AHCA has been in touch with CMS directly on behalf of our ICF/IID providers and whether this is optional for them. On the NHSN site, there is a category for LTC/DD, but the CMS rule itself does not list ICF/IID as a provider type. We will keep our ID/DD providers updated once we have more information to share. 

Also, CDC is offering several live Q&A sessions for nursing homes between May 6-14. Details can be found on the CDC NHSN website. Scroll down to the training section. 

DHHS Clarifies CARES Act Provider Relief Fund Questions 

In the past weeks, AHCA/NCAL has submitted an array of questions on the Provider Relief Fund. Of particular importance, health care providers have expressed concern about interplay among the April 10 and 17 allocations with the second distribution that began on April 24. The primary concern has been that if a “gross receipts” methodology is applied across both tranches, providers might have to give back some of the money even if they have sufficient COVID-related expenses or lost revenues. 

Recently, the U.S Department of Health and Human Services (DHHS) staff has indicated they do not intend to recover Provider Relief Fund allocations unless: 

  1. DHHS identifies an overpayment associated with revenue calculations which were incorrect based upon improper or incorrect information on the cost reports. DHHS also noted the Department is collecting tax filing information to be uploaded to verify the revenue. AHCA/NCAL recognizes the challenges associated with using tax filing information and is conveying those concerns to the Department; and 
  2. DHHS will pursue providers who cannot substantiate the costs/loss of revenue. AHCA/NCAL has developed a COVID-19 Loss/Cost Calculator (member login required). 

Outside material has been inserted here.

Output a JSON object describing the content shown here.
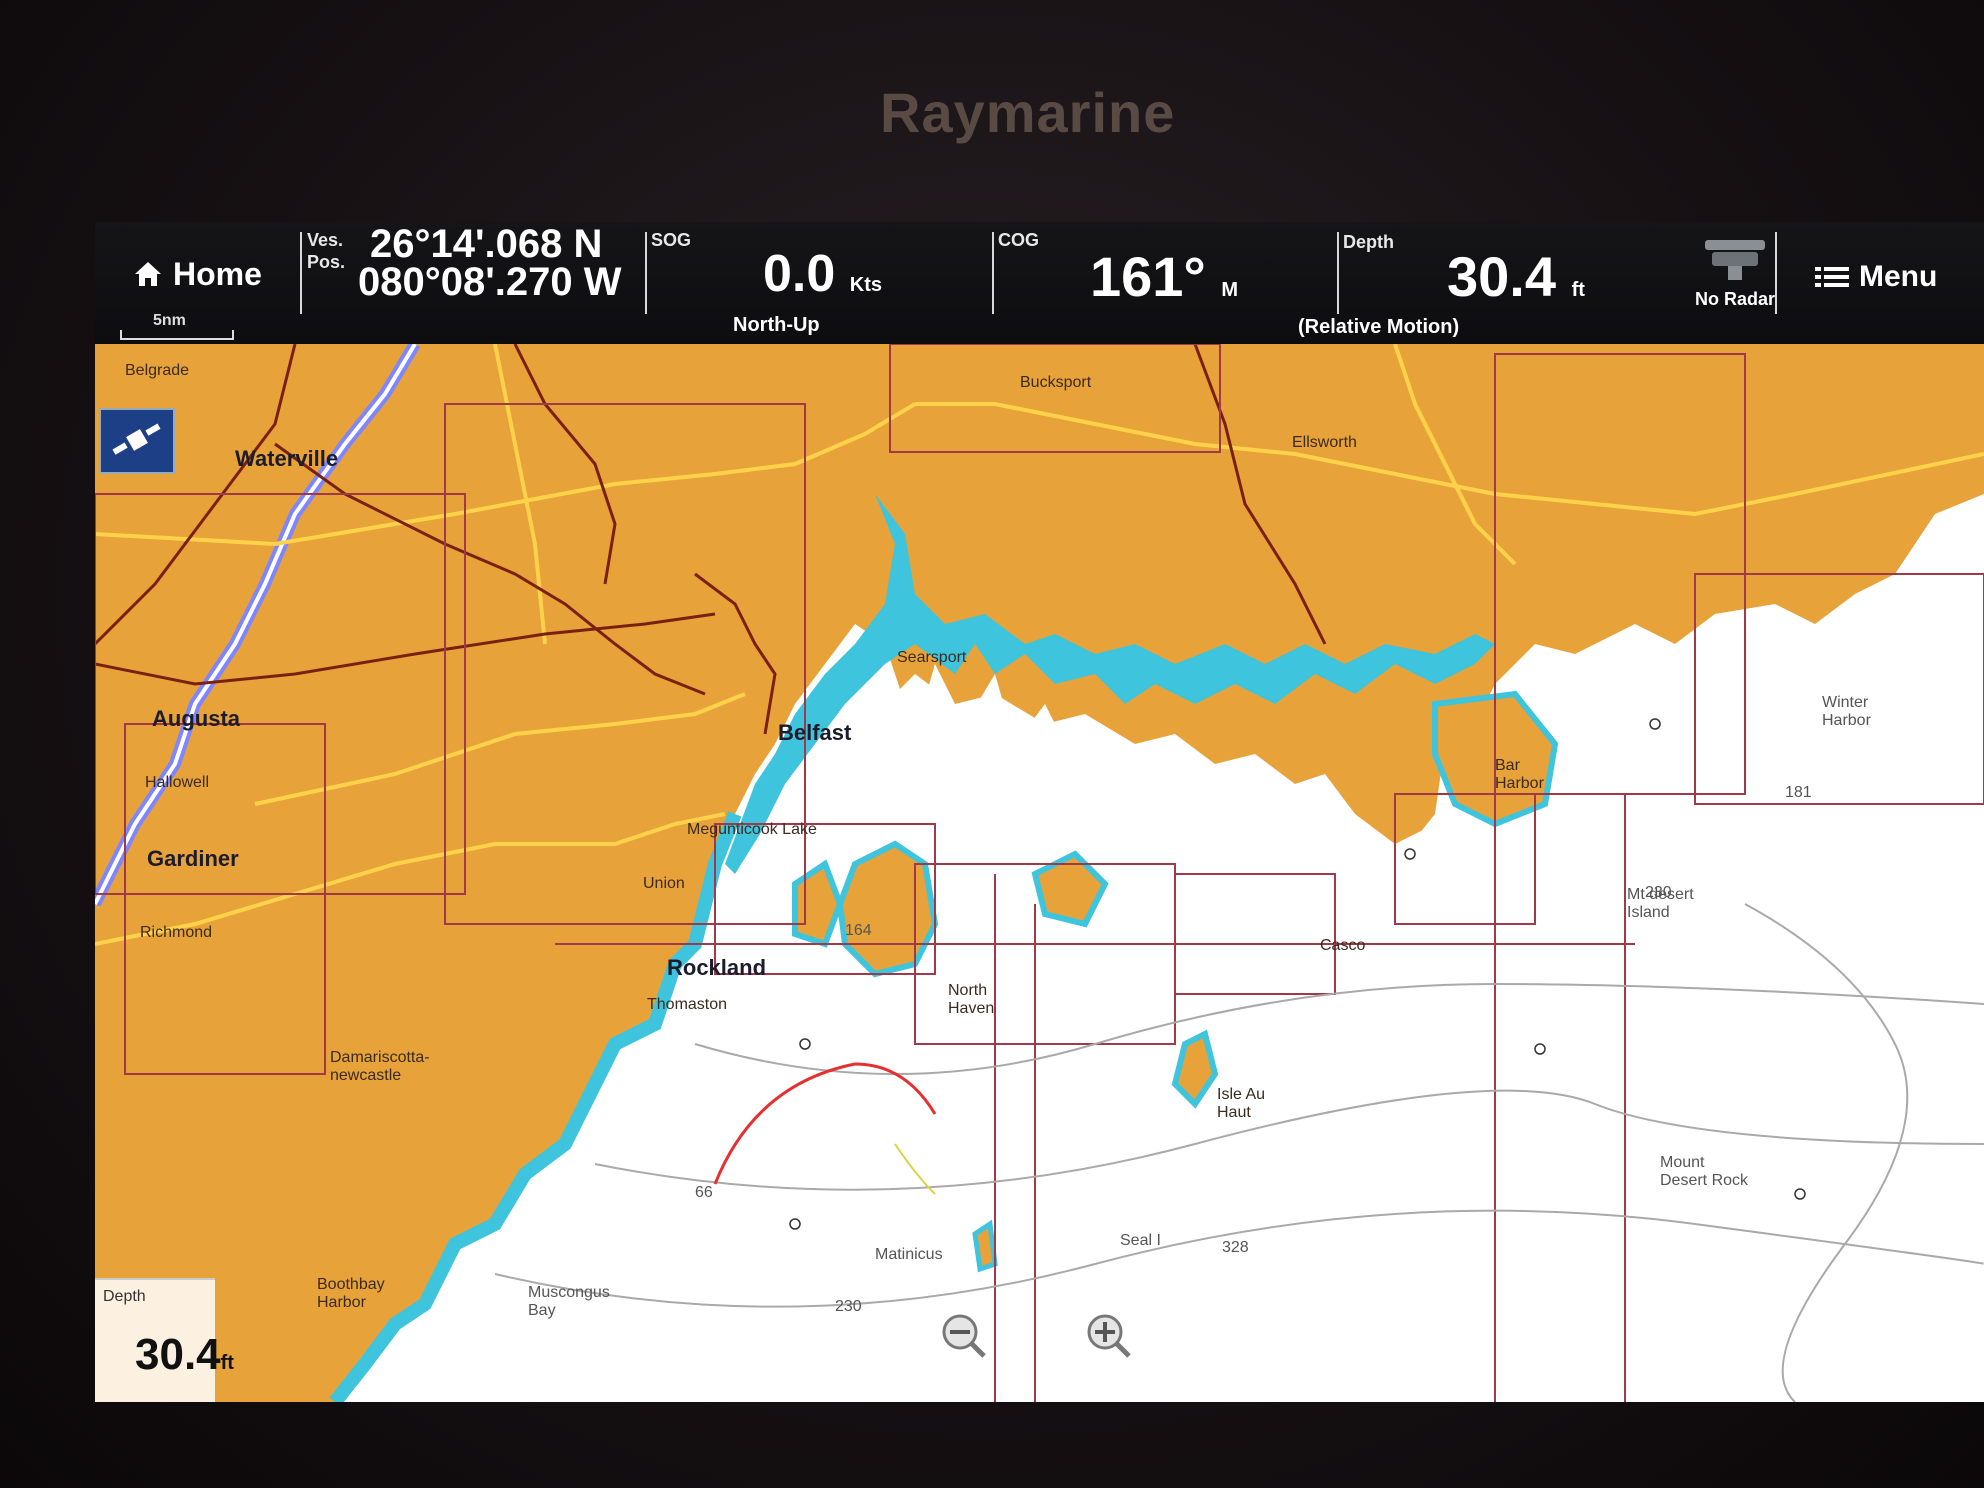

DHHS based the April 10 and 17 allocations on a provider’s 2019 Medicare fee-for-service claims data. Providers received approximately 6.2% of that amount with an intended total of $30 billion across the whole Medicare program. Of the $30 billion, $26 billion was distributed on April 10 and $4 billion on April 17.
On April 24, DHHS released the second tranche based on 2% of the providers “net patient revenue” for 2018. Use of the term “net patient revenue” created confusion while the attestation web portal notes “Gross Receipts or Sales.” It appears, DHHS’ intent is gross receipts as a tax return term which indicates revenue after deductions such as contractual allowances, which are customary in health care. 

An additional concern associated with the attestation language is the term “overpayment.” DHHS has indicated that “overpayment” is meant to address situations where fund distribution calculation is in error. Specifically, this portion of the requested data is intended to provide DHHS with data to account for misalignment of a Tranche 1 award with Medicare fee-for-service net revenues or Tranche 2 payments based on 2018 cost report data. 
DHHS will be issuing an FAQ to clarify the Tranche 1 and 2 payment concerns and to address AHCA/NCAL questions such as Change in Ownership (CHOW) and problematic Tax Identification Number (TIN) scenarios (e.g., single TIN for multiple sources of revenue or businesses, no TIN if county owned, etc.). If they are unable to finalize the FAQ in time to have providers submit an attestation by the 30-day deadline, DHHS will extend the deadline. 

AHCA/NCAL Member Support

The Association will be developing an array of member support materials once DHHS releases the updated materials. These will include: 

  1. Strategies to Address DHHS Overpayment Scenarios Described in items 1 and 2, above; 
  2. Updated AHCA/NCAL Grant and Loan Management Guide; and
  3. Provider Relief Fund Reporting Template. 

Additionally, the Association will continue to pursue questions and concerns associated with using data such as tax filings. 

Please email COVID19@ahca.org for additional questions, or visit ahcancal.org/coronavirus for more information.


Nancy Leveille, RN, MS
Director, Special Projects and Educational Development
518-462-4800 x20

Jackie Pappalardi, RN, BSN
Executive Director
518-462-4800 x16